* Exercise prompt
What is the number of lines in the entries below that include the word "text"? Provide the number only.

+ + + +

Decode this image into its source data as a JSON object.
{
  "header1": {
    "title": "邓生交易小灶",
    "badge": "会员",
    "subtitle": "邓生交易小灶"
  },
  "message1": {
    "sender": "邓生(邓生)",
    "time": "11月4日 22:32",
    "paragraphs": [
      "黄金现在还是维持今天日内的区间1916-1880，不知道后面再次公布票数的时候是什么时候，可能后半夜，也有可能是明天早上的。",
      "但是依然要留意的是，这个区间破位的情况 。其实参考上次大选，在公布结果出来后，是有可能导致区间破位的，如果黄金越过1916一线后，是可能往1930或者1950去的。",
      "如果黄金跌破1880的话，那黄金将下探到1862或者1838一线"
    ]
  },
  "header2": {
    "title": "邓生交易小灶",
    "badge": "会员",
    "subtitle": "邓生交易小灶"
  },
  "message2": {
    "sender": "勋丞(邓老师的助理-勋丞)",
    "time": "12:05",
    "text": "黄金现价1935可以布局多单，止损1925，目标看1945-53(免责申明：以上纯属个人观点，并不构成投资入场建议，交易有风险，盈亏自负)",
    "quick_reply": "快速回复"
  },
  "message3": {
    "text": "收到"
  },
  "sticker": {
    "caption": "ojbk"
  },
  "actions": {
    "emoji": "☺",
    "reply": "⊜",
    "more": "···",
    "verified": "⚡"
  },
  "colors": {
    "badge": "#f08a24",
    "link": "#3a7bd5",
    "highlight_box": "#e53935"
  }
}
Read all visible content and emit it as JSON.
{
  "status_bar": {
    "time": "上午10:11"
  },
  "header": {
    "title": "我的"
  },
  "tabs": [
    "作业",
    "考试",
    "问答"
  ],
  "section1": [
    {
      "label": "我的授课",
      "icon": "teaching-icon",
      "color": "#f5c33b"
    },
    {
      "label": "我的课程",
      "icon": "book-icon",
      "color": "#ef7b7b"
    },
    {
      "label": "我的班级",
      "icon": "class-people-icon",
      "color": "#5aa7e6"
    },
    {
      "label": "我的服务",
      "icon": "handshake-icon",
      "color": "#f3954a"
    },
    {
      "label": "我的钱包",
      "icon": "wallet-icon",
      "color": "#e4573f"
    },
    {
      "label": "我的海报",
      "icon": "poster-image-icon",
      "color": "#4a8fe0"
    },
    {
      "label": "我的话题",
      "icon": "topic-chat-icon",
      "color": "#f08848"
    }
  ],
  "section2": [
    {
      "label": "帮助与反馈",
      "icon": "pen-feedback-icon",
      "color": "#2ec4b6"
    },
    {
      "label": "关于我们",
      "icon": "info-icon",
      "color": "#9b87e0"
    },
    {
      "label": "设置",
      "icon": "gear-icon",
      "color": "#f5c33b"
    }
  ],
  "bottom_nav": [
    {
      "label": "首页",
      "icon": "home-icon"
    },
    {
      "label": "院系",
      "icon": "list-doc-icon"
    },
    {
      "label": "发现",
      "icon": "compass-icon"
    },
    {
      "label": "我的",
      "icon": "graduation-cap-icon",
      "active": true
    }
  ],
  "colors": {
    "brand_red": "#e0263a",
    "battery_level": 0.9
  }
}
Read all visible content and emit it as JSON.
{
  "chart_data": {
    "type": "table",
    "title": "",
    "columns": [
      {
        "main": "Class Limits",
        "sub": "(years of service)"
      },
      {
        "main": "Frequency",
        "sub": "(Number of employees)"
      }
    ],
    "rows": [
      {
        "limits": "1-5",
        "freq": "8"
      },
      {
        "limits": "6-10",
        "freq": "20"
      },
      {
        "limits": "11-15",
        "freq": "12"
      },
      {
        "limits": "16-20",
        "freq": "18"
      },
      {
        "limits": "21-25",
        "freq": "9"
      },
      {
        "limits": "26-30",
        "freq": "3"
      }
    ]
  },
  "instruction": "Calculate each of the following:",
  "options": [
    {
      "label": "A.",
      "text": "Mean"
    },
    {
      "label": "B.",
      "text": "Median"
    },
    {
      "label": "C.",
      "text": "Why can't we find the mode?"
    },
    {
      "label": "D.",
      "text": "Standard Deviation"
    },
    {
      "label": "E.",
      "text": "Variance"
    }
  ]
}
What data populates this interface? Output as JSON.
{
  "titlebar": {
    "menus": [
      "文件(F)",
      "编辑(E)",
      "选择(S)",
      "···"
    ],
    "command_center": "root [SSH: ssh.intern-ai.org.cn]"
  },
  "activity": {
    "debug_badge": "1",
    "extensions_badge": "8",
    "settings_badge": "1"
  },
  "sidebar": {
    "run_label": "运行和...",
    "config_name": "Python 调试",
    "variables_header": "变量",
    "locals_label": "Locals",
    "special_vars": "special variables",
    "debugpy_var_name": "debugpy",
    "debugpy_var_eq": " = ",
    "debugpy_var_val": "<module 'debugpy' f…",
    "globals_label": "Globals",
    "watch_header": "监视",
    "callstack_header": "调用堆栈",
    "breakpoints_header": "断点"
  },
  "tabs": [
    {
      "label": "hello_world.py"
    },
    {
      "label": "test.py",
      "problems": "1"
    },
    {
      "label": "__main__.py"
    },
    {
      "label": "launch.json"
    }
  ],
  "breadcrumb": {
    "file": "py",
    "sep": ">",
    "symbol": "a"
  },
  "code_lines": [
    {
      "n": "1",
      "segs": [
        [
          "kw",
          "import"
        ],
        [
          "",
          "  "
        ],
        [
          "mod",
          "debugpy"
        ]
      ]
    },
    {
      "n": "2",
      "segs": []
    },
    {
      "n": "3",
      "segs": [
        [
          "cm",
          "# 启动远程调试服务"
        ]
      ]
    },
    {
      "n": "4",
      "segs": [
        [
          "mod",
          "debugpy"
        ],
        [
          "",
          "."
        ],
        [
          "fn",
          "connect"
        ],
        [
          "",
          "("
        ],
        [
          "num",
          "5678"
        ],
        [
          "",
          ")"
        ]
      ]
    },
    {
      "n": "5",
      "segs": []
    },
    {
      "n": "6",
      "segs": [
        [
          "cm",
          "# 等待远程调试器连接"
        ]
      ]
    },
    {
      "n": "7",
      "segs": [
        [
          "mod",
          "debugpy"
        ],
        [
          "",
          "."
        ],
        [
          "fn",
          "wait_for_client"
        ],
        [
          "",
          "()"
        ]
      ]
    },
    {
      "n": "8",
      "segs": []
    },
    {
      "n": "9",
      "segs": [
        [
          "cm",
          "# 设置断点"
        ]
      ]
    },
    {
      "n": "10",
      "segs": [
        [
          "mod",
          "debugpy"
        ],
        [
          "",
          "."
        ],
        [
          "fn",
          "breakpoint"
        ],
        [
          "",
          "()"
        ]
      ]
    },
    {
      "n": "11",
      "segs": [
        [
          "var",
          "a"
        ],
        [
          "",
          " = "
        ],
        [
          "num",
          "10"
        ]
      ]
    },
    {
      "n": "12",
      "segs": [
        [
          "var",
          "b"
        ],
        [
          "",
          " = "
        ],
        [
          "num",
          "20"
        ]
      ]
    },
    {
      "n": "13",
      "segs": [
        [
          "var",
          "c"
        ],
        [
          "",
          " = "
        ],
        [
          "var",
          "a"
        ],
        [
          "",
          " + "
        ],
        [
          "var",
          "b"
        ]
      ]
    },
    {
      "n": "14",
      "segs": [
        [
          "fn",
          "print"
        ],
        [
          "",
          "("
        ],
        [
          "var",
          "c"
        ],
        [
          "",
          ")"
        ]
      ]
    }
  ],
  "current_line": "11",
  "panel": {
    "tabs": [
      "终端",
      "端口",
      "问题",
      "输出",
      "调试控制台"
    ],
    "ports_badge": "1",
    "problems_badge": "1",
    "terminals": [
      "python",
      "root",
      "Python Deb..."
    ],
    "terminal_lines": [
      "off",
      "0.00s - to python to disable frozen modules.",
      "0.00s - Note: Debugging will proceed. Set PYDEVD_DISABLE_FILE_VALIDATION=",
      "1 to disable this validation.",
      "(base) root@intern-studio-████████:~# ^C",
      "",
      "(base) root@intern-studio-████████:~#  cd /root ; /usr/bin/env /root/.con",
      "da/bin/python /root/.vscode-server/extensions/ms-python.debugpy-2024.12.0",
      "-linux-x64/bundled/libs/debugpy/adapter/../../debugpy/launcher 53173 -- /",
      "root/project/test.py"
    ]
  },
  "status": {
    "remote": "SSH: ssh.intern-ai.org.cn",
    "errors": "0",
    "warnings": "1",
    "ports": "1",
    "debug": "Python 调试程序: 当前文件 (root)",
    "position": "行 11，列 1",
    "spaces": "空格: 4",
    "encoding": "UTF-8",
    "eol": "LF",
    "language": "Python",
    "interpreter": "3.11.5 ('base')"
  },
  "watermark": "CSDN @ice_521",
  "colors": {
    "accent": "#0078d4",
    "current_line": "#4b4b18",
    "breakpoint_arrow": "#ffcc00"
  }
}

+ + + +

* Result
7